An NSUserActivity object can be used to coordinate significant events in an app with the system. It is the basis for Handoff between different devices running iOS and macOS. Additionally, it may also be used to improve public-indexing and augment or create Spotlight Search results for an app. As of iOS 10, it may also be used to coordinate interactions between your app and Siri using SiriKit.
Supported activity types must be defined in your app's
Info.plist file under the
NSUserActivityTypes key. Activities are tied to your Developer Team ID, meaning that activity coordination is restricted between apps that have the same Team ID (e.g. "Safari" could not accept a Handoff activity from "Chrome" or vice versa).
Becoming / Resigning the Current Activity
Marking an activity as current using
becomeCurrent makes it available for Handoff or Spotlight Indexing. Only one activity may be current at a time. You may mark an activity as inactive without invalidating by calling
invalidate an activity, the same instance may not be made current again.
Do not mark an activity as current when providing it for SiriKit.

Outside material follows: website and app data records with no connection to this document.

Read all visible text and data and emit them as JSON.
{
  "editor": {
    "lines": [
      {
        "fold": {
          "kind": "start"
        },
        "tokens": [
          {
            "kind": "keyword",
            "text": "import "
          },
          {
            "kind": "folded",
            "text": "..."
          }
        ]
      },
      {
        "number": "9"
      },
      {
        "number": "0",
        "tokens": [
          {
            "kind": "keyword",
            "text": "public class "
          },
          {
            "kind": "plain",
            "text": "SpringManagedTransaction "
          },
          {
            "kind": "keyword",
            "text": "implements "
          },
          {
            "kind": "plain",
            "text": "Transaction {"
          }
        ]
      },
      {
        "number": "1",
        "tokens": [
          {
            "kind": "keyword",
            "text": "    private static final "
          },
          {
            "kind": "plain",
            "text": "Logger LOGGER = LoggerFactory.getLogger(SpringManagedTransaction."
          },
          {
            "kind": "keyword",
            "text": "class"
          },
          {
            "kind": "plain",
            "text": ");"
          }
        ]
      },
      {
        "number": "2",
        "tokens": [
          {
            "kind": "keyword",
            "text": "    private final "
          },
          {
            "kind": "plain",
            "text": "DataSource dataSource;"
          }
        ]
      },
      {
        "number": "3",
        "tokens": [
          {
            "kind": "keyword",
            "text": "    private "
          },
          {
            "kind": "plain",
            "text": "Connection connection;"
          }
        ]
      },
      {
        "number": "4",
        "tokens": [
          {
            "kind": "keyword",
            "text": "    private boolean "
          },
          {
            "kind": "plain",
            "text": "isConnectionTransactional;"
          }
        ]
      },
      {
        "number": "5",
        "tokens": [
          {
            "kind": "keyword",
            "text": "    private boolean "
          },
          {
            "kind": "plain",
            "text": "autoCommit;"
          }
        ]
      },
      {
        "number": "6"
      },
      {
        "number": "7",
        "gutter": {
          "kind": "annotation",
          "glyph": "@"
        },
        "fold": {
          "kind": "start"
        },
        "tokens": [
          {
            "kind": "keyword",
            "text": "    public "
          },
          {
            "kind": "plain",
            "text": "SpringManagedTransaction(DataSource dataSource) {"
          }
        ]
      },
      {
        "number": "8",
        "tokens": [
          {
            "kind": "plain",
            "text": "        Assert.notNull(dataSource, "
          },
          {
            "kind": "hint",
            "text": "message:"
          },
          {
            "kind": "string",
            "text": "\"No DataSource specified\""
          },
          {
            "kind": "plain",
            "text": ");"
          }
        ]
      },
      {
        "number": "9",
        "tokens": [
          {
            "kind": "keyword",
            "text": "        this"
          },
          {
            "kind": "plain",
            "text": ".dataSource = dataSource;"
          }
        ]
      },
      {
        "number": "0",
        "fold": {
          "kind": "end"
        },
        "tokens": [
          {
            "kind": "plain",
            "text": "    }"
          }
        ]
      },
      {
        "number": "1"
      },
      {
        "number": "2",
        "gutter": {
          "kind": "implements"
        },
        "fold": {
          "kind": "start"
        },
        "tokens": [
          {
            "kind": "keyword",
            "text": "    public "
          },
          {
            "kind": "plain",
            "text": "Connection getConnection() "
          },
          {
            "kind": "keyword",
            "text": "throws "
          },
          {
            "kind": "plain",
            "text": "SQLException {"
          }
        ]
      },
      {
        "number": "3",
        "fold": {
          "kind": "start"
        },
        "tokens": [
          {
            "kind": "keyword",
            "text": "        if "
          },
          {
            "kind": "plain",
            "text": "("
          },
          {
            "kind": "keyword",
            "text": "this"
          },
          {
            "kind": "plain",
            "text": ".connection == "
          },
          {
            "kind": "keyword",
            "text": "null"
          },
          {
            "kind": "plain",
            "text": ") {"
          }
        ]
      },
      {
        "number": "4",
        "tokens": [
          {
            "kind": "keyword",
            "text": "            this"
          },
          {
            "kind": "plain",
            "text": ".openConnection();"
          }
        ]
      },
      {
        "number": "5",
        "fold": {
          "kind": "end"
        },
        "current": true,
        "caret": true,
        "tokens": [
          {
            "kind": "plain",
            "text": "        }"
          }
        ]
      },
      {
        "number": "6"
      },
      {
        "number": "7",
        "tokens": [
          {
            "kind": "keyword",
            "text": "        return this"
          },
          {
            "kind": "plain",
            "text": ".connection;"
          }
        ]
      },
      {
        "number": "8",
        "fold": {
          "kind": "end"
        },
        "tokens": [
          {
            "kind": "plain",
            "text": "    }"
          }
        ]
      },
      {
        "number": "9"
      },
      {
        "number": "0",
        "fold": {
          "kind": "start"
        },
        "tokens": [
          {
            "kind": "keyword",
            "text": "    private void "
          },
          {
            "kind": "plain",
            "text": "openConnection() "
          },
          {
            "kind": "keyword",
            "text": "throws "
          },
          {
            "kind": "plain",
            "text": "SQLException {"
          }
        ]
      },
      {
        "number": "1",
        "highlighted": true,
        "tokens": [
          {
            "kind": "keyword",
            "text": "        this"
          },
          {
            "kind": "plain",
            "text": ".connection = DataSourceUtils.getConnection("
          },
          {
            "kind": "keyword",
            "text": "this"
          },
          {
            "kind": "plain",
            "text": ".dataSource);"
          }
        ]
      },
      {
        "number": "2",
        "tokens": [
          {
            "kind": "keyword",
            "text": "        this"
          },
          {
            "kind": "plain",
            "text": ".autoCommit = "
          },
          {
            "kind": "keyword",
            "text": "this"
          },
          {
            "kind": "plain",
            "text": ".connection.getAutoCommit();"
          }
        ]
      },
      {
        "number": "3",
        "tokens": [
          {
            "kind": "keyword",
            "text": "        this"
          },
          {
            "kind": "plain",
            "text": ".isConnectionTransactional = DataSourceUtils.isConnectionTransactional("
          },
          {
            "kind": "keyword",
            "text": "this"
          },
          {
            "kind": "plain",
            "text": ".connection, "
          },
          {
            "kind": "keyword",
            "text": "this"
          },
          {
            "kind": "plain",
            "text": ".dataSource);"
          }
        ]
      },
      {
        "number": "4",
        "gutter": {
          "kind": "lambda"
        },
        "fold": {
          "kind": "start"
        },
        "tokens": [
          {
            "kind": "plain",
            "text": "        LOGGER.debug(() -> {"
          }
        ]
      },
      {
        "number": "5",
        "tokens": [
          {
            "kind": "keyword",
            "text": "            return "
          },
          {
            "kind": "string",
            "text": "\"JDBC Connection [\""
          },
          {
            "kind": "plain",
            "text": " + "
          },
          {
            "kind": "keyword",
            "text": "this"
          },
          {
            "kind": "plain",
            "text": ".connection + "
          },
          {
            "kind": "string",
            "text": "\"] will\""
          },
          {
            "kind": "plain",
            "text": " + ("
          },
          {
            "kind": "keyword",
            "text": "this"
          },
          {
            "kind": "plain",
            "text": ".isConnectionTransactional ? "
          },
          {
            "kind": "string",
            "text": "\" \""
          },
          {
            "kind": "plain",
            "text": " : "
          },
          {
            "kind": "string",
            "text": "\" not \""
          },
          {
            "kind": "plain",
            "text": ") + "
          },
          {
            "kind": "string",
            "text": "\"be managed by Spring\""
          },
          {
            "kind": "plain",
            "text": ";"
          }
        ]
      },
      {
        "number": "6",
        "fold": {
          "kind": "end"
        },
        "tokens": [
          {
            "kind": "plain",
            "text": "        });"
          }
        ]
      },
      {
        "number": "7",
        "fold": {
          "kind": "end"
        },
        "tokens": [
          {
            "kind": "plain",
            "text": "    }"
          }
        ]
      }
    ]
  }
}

Activities are not to be used as a general-purpose indexing mechanism within your app. Instead, they should only be used in response to user-initiated actions. To index all content in your app, use CoreSpotlight.
Creating a NSUserActivity
To create a
NSUserActivity object, your app must declare the types of activities it supports in its
Info.plist file. Supported activities are defined by your application and should be unique. An activity is defined using a reverse-domain style naming scheme (i.e. "com.companyName.productName.activityName"). Here is what an entry in your Info.plist might look like:
Once you have defined all supported activity types, you may begin to access and use them in your application's code.
To create a
NSUserActivity object you must do the following
After this, the activity above should be available for Handoff (although more work is required to properly handle the "Handoff").